I read in one of my baby books that at around 18 months old, babies go through a cognitive growth spurt as language skills start to come on line. Today is Cozy’s 19-month birthday and the last month has been fascinating. Andrea and I are living with someone who, seemingly a few weeks ago, was just a fetus the size of a kumquat and is now pretty much a fully functioning alien, ready to pick out an outfit or climb the stares to go dive into the beanbag chair.
It’s incredible to watch this little creature learn how to make sense of the world. Our Cozette has a very real personality now, full of humor and bravery. Freud argues that the personality forms when the pleasure-seeking id is balanced by the external demands of society, which he called the superego. It’s the balance of “I” with “they.” “I want an Elmo cookie but they won’t give me one.” I know there’s a lot of this ahead when the potty training becomes more of a focus, but you can see the wheels in Cozy’s head turning. “What can I get away with?”

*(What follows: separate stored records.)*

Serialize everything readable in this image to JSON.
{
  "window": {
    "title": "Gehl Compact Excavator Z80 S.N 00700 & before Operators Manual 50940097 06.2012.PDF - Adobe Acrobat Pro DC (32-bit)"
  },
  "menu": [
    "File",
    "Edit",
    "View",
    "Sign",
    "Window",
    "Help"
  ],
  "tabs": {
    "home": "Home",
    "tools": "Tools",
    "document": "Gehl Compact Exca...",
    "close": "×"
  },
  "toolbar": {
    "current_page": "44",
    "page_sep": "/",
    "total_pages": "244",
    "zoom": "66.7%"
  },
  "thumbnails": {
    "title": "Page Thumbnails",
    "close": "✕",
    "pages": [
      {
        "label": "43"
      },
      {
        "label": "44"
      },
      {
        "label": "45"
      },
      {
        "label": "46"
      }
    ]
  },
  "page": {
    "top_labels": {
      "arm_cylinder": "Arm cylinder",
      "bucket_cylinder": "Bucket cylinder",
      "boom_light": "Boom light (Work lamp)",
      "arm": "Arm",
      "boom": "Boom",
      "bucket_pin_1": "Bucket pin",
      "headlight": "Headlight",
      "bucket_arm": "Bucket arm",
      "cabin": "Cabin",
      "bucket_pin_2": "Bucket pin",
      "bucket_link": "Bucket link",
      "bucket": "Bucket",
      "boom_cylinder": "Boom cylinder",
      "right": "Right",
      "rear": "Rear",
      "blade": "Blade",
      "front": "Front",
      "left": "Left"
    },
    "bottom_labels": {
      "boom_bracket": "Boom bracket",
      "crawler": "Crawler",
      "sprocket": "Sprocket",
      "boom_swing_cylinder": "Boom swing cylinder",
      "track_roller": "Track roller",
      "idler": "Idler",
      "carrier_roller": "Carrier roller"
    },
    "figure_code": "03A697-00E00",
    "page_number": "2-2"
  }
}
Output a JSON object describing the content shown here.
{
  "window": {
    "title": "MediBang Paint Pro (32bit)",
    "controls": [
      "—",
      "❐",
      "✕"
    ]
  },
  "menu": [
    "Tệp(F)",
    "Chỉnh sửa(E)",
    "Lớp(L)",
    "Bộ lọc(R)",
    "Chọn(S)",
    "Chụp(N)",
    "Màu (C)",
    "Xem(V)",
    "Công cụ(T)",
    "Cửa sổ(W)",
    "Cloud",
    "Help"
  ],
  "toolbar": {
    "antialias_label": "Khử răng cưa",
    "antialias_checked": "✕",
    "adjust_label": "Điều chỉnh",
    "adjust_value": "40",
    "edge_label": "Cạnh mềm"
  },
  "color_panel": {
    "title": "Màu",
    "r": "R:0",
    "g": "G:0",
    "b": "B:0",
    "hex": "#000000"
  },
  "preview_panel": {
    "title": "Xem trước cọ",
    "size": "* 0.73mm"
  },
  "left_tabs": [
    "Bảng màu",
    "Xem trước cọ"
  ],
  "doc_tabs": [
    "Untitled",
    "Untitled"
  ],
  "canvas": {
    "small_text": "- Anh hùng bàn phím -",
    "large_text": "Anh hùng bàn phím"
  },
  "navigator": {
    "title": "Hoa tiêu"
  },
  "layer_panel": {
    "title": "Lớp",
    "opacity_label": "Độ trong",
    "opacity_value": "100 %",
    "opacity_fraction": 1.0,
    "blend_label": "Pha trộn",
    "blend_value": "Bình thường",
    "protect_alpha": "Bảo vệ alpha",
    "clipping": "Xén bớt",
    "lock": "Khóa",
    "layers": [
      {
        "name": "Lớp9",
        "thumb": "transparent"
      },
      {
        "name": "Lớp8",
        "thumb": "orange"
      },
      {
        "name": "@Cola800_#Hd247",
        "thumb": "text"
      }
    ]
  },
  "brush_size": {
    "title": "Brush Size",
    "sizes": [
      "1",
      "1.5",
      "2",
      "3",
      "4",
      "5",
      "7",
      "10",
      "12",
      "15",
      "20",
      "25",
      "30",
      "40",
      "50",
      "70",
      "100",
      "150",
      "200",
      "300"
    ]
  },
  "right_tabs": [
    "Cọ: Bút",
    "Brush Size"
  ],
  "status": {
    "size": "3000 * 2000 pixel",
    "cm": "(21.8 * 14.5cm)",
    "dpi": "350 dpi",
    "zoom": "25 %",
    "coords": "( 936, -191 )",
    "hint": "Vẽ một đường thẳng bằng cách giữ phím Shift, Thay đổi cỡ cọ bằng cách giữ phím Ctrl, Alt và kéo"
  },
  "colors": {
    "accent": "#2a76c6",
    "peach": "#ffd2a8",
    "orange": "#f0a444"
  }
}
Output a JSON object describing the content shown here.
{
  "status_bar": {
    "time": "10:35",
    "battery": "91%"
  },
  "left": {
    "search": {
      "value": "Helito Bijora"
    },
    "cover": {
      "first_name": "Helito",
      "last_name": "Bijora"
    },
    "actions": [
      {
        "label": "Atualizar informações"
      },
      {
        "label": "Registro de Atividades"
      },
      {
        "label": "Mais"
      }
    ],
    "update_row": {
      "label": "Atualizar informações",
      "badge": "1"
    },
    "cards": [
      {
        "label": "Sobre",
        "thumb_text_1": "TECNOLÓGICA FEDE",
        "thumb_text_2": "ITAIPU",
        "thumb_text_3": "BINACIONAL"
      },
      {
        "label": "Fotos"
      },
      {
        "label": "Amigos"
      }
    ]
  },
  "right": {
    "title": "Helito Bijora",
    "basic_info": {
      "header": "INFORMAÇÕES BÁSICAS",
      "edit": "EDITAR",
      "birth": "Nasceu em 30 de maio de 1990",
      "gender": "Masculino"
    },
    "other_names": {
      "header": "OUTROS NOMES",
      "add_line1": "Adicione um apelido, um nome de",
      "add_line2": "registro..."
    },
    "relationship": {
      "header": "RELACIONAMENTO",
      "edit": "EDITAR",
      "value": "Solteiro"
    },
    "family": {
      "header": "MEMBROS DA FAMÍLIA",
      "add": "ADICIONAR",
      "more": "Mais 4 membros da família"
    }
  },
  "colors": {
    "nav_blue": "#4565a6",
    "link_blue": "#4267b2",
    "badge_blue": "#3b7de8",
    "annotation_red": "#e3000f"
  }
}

One of her favorite words of the moment is cracker. Ritz Crackers are her crack. She’ll point to the kitchen (where the goodies are) and say, “Cracker?” And I’ll say no because she’s already eaten half a box. So she’ll cry loudly like she’s on fire and then, with a sly smile and her head cocked to the side, say, “Cracker?” It gets me every time. She already knows how to manipulate her dad.
The language boom is intense. She’s only got about a dozen words in her vocabulary but, “Uh oh!” has now been joined with, “Oh no!” and she knows when to use each. Cozy understands plenty of words, like “Spit it out” and “That’s mommy’s.” The second one comes in handy on a daily basis because she is a bit obsessed with Andrea’s make up and has already ruined a few Mac lipsticks. I don’t know if that’s gendered behavior or she just wants to run off with the circus, but it’s pretty funny. Until mom finds out, that is.
Being a stay-at-home dad gives me lots-of-time to help her cranium along. She’s still clueless about colors but on body parts she’s a valedictorian. Ask her to show you her ears or her toes and she’ll do it with a smile. If she shows you her bellybutton, there will be an expectation of tickling and a “Whatchu talkin’ bout, Willis?” look if you don’t.
Today was a rare sunny day in Portland so we took a walk in the neighborhood. (Strollers are for babies.) We met flowers and cats and a guy remolding a hundred-year-old house. She stopped at the first sight of her shadow. Then she raised her hands and realized that this odd phantom was connected to her. Hopping and giggling and dancing, Cozy and her shadow. What must have been going through her mind at that moment. I can’t wait until she has enough words to tell me.
It’s an odd thing how we start out life these completely dependent, relatively inert beings, slightly above sea anemones, and day by day we begin to see ourselves; in a mirror, in a shadow, in our parents eyes, in society’s expectations. I don’t know how any parent can’t be glued to that process. Maybe it’s a “first child” thing. It’s like the first time you have sushi and you wonder why everybody doesn’t know about this amazing thing. All I know is that Cozy’s evolution is the best binge-watching I can imagine.